§ What the exercise asks: Your answer should be the lines of the data below that contain "configuration".

Excerpts from an interface dataset
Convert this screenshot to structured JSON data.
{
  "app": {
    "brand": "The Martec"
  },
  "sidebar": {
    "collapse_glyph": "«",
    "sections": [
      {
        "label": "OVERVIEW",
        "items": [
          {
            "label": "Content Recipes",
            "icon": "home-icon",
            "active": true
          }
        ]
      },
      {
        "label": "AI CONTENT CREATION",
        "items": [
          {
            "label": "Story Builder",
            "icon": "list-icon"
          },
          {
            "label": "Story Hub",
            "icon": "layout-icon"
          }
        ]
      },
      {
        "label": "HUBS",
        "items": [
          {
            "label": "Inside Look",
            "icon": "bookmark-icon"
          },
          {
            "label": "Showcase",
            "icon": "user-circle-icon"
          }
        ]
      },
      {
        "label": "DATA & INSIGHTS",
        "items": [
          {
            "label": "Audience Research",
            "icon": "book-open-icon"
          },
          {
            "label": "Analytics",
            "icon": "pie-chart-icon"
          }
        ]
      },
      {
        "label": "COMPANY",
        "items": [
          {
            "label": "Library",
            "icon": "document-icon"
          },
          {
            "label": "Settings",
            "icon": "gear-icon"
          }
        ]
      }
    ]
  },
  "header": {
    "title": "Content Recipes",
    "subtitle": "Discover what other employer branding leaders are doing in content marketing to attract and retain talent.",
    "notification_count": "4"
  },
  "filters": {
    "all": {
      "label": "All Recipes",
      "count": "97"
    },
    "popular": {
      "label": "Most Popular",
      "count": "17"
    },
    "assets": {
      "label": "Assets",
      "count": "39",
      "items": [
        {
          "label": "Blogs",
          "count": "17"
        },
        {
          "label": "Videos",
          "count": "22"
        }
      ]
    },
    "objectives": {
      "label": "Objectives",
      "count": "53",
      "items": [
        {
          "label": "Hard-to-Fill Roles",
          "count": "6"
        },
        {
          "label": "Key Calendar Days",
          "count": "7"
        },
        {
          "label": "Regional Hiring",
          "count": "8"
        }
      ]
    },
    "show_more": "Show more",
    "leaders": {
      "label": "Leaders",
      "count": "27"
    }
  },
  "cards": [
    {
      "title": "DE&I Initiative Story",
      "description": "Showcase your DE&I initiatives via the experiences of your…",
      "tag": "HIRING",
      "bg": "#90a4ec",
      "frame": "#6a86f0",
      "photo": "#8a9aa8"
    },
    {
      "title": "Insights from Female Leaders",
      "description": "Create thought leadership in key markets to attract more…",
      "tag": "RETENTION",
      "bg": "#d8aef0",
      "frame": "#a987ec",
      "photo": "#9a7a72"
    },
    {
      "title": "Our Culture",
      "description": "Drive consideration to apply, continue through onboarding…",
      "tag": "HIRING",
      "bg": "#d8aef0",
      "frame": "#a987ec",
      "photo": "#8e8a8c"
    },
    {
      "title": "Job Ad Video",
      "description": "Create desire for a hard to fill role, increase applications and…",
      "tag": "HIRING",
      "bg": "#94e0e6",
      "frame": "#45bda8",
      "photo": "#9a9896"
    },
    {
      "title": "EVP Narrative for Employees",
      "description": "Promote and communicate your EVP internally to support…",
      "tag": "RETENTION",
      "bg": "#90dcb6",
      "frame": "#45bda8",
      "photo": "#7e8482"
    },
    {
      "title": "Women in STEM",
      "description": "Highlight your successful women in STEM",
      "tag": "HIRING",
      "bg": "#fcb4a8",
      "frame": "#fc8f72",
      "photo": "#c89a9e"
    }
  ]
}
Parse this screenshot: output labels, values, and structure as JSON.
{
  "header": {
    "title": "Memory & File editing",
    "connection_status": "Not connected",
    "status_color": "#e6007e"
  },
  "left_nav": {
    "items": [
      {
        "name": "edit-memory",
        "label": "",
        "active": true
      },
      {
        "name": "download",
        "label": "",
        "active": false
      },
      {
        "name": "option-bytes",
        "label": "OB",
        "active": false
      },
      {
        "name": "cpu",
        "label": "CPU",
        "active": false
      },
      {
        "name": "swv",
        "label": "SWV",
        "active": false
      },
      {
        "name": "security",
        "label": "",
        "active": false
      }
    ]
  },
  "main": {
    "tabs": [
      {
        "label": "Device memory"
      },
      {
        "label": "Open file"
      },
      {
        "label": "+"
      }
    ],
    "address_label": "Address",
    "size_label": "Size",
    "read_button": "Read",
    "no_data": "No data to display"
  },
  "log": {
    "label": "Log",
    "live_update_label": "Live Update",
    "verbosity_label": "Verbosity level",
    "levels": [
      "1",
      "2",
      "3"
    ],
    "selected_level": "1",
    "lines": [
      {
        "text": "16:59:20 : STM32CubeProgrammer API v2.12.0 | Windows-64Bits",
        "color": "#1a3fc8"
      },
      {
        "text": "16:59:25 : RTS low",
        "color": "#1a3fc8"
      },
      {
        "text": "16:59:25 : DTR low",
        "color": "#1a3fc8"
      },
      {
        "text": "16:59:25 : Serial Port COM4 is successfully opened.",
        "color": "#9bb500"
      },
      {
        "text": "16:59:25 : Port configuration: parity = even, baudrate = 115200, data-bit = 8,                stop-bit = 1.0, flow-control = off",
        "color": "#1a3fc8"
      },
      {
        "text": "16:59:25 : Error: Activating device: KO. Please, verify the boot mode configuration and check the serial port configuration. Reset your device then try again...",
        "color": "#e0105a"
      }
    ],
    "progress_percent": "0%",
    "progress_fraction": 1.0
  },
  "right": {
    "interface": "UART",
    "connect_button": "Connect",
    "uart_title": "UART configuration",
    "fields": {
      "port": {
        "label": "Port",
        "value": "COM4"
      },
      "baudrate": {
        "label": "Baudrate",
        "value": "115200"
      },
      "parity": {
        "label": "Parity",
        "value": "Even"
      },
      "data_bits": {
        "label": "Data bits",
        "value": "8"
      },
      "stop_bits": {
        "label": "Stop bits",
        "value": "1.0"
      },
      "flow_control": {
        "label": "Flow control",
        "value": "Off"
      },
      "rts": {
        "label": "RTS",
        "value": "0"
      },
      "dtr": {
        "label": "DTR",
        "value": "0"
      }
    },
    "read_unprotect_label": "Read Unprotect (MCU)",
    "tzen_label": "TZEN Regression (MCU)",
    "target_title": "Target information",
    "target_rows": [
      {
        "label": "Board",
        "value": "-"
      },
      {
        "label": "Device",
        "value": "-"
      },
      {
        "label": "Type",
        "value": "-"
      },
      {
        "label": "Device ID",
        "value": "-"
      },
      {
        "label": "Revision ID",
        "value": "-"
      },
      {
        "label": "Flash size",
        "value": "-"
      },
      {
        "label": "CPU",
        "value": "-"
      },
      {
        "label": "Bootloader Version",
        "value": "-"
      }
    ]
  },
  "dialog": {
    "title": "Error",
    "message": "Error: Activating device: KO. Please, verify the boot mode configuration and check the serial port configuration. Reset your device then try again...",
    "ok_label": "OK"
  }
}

§ The answer:
        "text": "16:59:25 : Port configuration: parity = even, baudrate = 115200, data-bit = 8,                stop-bit = 1.0, flow-control = off",
        "text": "16:59:25 : Error: Activating device: KO. Please, verify the boot mode configuration and check the serial port configuration. Reset your device then try again...",
    "uart_title": "UART configuration",
    "message": "Error: Activating device: KO. Please, verify the boot mode configuration and check the serial port configuration. Reset your device then try again...",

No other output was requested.